Chain extension of dimer fatty acid- and sugar-based polyurethanes in aqueous dispersions

Y. Li, B.A.J. Noordover, R.A.T.M. Benthem, van, C.E. Koning

Research output: Contribution to journalArticleAcademicpeer-review

45 Citations (Scopus)
2 Downloads (Pure)

Abstract
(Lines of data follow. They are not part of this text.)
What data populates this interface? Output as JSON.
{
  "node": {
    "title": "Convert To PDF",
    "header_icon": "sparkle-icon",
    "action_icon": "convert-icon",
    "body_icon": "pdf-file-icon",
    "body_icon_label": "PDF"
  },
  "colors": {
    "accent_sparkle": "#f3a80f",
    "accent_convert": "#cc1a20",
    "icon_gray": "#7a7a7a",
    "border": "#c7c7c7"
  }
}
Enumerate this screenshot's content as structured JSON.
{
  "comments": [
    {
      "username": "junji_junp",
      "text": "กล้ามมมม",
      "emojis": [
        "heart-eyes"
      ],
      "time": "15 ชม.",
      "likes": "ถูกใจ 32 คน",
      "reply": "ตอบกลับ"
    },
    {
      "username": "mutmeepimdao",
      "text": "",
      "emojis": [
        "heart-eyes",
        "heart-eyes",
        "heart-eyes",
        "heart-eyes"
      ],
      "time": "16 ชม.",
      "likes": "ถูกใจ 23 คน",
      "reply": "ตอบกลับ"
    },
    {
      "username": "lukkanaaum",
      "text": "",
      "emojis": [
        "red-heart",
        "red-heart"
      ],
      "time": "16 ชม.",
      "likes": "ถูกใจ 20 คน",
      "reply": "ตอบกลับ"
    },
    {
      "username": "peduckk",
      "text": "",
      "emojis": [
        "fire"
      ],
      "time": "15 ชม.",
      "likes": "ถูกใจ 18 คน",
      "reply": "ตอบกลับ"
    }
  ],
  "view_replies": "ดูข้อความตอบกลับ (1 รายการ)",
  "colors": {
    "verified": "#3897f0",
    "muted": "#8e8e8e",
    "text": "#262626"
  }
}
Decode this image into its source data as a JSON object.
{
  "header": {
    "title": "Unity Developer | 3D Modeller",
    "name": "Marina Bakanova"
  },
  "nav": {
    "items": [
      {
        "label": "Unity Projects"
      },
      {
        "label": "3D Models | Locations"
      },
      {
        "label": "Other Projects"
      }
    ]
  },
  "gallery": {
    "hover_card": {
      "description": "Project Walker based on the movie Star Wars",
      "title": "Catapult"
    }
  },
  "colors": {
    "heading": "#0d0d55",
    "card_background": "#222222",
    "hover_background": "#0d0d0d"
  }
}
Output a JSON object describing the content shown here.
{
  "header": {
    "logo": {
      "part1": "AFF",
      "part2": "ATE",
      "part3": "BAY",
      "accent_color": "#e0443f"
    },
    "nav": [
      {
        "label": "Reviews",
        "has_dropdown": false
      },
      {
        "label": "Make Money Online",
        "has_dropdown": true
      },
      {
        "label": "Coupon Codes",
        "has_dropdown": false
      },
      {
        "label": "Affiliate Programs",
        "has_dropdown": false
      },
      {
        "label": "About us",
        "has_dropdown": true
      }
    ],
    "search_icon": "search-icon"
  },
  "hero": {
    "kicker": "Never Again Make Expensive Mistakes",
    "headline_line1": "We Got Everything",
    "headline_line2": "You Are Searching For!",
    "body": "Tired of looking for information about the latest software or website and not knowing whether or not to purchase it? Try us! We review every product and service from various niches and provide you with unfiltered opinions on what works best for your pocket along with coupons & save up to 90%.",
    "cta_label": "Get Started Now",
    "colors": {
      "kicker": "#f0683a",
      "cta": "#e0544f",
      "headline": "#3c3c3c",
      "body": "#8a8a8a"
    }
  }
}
The chain extension process of renewable waterborne polyurethane dispersions (WBPUDs) prepared from a dimer fatty acid-based diisocyanate (DDI) and isosorbide (IS), using dimethylolpropionic acid (DMPA) as the internal dispersing agent, was investigated. Ethylene diamine (EDA), adipic dihydrazide (ADH) and water were evaluated as chain extenders. Other variables such as the chain extension temperature, the sequence of addition of the chain extender with respect to the dispersion step and the utilization of a catalyst (triethylamine, TEA) were investigated as well. It was found that EDA extended the NCO-functional prepolymer chains at both 30 and 50 °C, independent of the moment of its addition. A limited extent of chain extension by ADH was observed, which was thought to be caused by the low solubility of ADH in the solvent 2-butanone, used for the prepolymer synthesis. ADH chain extension only took place after removal of the 2-butanone. Water chain extension was observed at temperatures ranging from 50 °C to 70 °C. A good balance was found at 50 °C, where a stable dispersion with a relatively high molecular weight, a small particle size and a narrow particle size distribution were obtained. The usage of TEA during the dispersion process promoted the water chain extension reaction, however, at the cost of dispersion stability. An increased DMPA level has shown to improve the dispersion stability. Dispersion-cast poly(urethane urea) films were found to be thermally stable up to 249 °C (5 wt% mass loss) and had Tg values around room temperature.
Original languageEnglish
Pages (from-to)12-22
Number of pages11
JournalEuropean Polymer Journal
Volume52
DOIs
Publication statusPublished - 2014

Fingerprint

Dive into the research topics of 'Chain extension of dimer fatty acid- and sugar-based polyurethanes in aqueous dispersions'. Together they form a unique fingerprint.

Cite this